[Entries from a dataset of interfaces]

++++++++

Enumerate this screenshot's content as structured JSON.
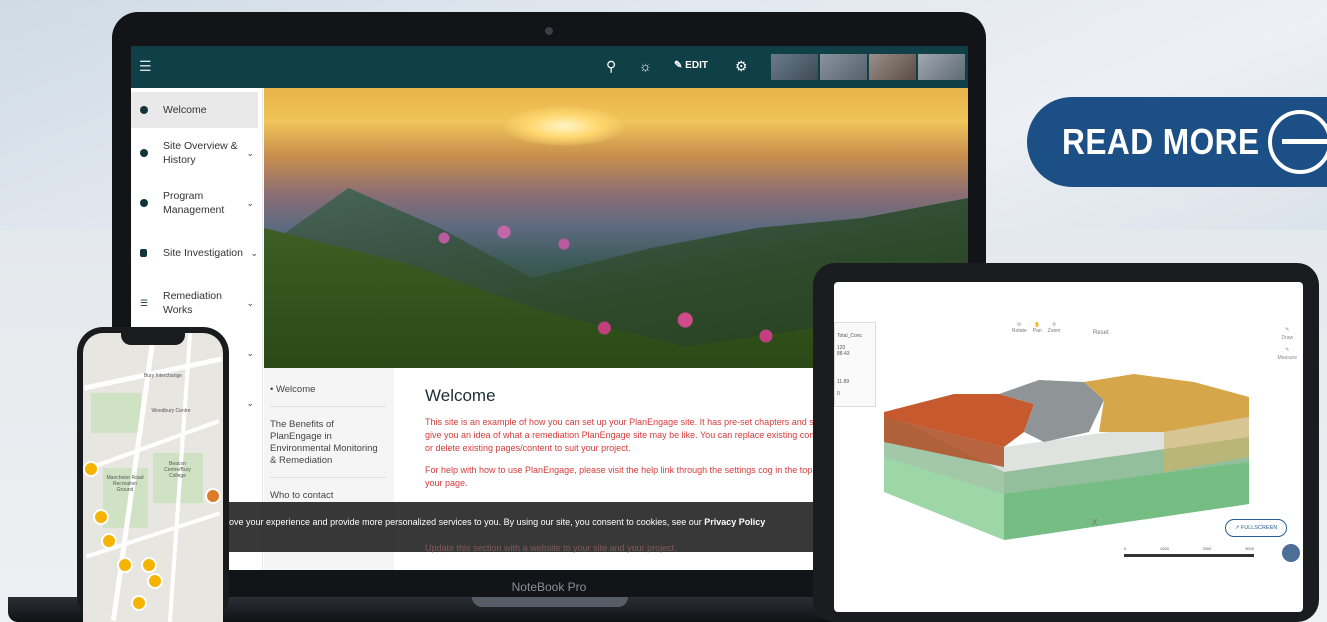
{
  "laptop": {
    "label": "NoteBook Pro",
    "topbar": {
      "menu_icon": "hamburger-icon",
      "search_icon": "search-icon",
      "theme_icon": "brightness-icon",
      "edit_label": "EDIT",
      "settings_icon": "gear-icon"
    },
    "sidebar": {
      "items": [
        {
          "label": "Welcome",
          "active": true
        },
        {
          "label": "Site Overview & History"
        },
        {
          "label": "Program Management"
        },
        {
          "label": "Site Investigation"
        },
        {
          "label": "Remediation Works"
        }
      ]
    },
    "page_nav": {
      "items": [
        "• Welcome",
        "The Benefits of PlanEngage in Environmental Monitoring & Remediation",
        "Who to contact"
      ]
    },
    "content": {
      "title": "Welcome",
      "paragraphs": [
        "This site is an example of how you can set up your PlanEngage site. It has pre-set chapters and st",
        "give you an idea of what a remediation PlanEngage site may be like. You can replace existing cont",
        "or delete existing pages/content to suit your project.",
        "For help with how to use PlanEngage, please visit the help link through the settings cog in the top",
        "your page."
      ],
      "faded_line": "Update this section with a website to your site and your project."
    },
    "cookie_banner": {
      "text": "ove your experience and provide more personalized services to you. By using our site, you consent to cookies, see our ",
      "link": "Privacy Policy"
    },
    "colors": {
      "topbar": "#0f3f47",
      "content_text": "#d43b3b"
    }
  },
  "read_more": {
    "label": "READ MORE",
    "icon": "minus-circle-icon",
    "color": "#1d4f87"
  },
  "tablet": {
    "legend_title": "Total_Conc",
    "legend_values": [
      "120",
      "88.43",
      "11.89",
      "0"
    ],
    "tools": [
      "Rotate",
      "Pan",
      "Zoom"
    ],
    "reset_label": "Reset",
    "side_tools": [
      "Draw",
      "Measure"
    ],
    "fullscreen_label": "FULLSCREEN",
    "scale_labels": [
      "0",
      "1000",
      "2000",
      "3000"
    ],
    "axis_label": "X"
  },
  "phone": {
    "map_labels": [
      "Bury Interchange",
      "Woodbury Centre",
      "Mancheter Road Recreation Ground",
      "Beacon Centre/Bury College"
    ]
  }
}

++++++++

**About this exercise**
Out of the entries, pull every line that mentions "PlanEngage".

**Response to the task**
        "The Benefits of PlanEngage in Environmental Monitoring & Remediation",
        "This site is an example of how you can set up your PlanEngage site. It has pre-set chapters and st",
        "give you an idea of what a remediation PlanEngage site may be like. You can replace existing cont",
        "For help with how to use PlanEngage, please visit the help link through the settings cog in the top",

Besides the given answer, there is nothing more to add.